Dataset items

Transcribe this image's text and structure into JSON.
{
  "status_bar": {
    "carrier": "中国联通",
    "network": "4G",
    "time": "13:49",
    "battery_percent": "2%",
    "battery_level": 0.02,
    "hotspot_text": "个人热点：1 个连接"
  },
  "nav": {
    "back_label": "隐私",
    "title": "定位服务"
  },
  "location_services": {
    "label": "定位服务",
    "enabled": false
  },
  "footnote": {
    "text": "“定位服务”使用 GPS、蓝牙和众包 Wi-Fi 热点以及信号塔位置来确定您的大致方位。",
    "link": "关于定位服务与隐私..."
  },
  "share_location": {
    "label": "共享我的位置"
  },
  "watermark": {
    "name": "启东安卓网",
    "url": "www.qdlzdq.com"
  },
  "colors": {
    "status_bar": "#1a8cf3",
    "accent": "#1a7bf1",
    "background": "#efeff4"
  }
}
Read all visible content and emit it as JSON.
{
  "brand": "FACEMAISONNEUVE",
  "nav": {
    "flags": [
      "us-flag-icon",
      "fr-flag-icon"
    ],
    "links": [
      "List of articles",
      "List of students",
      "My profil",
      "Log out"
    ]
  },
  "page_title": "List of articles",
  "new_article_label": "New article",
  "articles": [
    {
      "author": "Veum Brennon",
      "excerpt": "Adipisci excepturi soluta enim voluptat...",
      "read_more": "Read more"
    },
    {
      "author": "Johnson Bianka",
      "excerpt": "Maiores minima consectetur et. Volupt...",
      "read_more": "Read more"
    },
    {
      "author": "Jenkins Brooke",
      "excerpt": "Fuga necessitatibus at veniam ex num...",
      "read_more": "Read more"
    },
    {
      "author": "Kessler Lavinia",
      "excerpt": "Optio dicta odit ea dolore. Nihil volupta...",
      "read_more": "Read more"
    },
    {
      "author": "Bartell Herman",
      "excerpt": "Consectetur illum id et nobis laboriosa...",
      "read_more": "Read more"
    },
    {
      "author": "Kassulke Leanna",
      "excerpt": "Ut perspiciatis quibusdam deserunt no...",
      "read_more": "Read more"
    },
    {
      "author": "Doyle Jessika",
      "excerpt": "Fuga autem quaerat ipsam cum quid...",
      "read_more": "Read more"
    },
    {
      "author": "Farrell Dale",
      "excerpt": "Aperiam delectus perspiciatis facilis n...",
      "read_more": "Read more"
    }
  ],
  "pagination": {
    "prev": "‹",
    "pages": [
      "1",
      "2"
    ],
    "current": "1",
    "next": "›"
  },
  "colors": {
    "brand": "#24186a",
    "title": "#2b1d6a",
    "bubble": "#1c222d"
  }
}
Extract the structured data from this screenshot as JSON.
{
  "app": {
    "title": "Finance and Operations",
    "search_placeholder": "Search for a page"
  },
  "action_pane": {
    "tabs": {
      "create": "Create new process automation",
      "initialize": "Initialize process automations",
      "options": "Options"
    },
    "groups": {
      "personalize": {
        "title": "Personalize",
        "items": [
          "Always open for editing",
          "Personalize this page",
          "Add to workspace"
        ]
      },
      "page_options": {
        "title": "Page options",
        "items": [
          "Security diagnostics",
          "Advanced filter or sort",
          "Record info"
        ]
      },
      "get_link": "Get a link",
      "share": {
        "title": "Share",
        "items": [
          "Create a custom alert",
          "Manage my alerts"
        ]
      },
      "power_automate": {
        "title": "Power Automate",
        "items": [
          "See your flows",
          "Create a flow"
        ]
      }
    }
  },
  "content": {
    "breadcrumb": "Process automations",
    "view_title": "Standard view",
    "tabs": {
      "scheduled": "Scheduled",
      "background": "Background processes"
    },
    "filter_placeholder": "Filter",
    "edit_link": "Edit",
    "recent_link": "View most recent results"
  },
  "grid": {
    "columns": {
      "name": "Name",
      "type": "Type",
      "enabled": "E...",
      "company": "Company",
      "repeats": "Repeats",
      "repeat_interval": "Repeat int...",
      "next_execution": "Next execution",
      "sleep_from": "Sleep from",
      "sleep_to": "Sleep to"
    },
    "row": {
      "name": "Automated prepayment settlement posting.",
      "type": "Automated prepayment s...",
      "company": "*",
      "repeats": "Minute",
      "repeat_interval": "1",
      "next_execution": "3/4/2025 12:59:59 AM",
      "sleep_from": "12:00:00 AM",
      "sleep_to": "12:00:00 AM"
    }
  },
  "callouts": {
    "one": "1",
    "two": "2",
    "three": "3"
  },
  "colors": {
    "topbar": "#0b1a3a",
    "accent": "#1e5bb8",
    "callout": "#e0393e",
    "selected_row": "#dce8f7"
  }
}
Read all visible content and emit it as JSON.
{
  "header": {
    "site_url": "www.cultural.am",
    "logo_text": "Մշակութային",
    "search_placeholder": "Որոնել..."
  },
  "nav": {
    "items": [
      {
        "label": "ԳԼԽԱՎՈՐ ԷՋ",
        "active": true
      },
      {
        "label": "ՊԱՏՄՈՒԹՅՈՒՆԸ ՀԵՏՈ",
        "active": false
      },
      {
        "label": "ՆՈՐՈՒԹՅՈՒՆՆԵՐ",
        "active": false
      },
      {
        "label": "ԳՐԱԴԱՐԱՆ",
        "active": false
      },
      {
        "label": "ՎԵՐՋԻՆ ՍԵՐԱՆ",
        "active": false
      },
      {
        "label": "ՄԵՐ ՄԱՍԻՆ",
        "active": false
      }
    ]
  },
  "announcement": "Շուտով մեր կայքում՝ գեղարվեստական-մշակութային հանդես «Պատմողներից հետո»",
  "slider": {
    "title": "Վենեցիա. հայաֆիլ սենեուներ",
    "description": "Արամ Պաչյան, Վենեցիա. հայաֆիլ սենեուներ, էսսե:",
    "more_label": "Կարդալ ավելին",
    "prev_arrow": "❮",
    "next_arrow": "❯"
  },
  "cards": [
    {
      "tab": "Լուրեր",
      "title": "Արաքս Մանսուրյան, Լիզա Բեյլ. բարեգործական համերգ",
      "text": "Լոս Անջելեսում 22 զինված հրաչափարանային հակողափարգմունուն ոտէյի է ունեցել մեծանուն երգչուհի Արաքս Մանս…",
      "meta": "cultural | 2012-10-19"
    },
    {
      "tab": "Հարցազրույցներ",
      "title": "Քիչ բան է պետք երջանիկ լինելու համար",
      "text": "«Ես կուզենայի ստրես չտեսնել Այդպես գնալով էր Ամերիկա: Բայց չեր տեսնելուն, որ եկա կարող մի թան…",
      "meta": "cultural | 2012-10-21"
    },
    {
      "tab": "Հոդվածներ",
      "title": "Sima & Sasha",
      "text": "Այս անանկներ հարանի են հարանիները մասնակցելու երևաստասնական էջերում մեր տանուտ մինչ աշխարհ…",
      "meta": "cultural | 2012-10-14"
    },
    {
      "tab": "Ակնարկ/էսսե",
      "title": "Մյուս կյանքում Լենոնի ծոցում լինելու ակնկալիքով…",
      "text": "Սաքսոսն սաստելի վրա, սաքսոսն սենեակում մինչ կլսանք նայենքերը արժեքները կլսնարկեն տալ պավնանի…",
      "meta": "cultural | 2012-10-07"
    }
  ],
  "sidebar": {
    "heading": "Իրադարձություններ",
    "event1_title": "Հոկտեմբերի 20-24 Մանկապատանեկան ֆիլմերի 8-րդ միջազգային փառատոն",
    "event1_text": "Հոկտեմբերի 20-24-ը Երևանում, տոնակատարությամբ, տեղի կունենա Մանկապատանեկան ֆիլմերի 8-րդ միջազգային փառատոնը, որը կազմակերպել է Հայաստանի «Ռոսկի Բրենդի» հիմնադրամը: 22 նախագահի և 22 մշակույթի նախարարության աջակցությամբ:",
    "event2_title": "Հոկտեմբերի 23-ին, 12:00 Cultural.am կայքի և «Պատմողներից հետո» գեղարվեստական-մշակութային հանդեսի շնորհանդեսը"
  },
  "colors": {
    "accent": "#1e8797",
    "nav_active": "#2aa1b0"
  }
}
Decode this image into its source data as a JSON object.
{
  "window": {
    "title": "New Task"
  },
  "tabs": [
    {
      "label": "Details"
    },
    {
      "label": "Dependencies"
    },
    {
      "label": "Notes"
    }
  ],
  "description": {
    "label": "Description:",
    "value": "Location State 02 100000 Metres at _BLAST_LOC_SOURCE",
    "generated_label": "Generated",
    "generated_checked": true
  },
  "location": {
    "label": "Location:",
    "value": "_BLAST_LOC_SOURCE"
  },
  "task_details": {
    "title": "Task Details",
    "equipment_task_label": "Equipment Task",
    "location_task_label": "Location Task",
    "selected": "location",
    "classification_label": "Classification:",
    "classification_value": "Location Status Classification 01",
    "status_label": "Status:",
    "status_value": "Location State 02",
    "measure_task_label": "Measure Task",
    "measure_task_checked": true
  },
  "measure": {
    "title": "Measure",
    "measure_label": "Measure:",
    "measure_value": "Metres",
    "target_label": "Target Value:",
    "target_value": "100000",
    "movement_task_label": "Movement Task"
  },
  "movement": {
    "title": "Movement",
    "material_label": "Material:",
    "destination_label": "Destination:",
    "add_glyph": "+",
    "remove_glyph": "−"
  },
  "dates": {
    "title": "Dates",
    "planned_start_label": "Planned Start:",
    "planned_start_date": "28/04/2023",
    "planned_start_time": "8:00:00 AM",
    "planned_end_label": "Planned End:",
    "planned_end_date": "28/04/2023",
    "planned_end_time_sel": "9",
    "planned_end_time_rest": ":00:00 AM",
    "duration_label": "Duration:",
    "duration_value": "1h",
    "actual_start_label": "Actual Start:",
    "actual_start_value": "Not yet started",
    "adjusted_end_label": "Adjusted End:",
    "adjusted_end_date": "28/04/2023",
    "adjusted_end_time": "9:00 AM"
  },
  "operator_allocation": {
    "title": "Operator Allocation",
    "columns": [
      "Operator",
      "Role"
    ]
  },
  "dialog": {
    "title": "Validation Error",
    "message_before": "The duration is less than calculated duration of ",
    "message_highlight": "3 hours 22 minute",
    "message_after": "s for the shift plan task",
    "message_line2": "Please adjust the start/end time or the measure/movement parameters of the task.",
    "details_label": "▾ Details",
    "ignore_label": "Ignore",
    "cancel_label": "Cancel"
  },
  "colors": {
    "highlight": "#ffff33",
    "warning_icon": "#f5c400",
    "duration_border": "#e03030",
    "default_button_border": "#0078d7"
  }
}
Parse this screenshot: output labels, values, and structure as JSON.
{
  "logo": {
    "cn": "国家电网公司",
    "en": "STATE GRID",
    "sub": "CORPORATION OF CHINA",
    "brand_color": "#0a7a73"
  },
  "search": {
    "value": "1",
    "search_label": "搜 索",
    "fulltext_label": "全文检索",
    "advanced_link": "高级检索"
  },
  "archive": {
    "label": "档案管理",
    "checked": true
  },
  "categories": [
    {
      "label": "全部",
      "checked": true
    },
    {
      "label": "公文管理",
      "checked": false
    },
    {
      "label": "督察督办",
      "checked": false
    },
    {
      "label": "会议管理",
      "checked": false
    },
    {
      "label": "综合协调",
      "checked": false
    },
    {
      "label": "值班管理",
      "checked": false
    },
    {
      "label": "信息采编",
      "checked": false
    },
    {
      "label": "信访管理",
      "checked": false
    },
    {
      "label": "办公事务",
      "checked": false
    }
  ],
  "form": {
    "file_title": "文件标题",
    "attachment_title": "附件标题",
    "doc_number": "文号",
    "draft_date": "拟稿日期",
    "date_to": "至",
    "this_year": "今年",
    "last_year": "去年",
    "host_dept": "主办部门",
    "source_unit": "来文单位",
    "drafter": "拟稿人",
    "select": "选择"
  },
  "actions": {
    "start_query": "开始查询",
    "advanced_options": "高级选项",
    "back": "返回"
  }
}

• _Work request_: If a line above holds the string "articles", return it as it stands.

• _Written reply_:
      "List of articles",
  "page_title": "List of articles",
  "articles": [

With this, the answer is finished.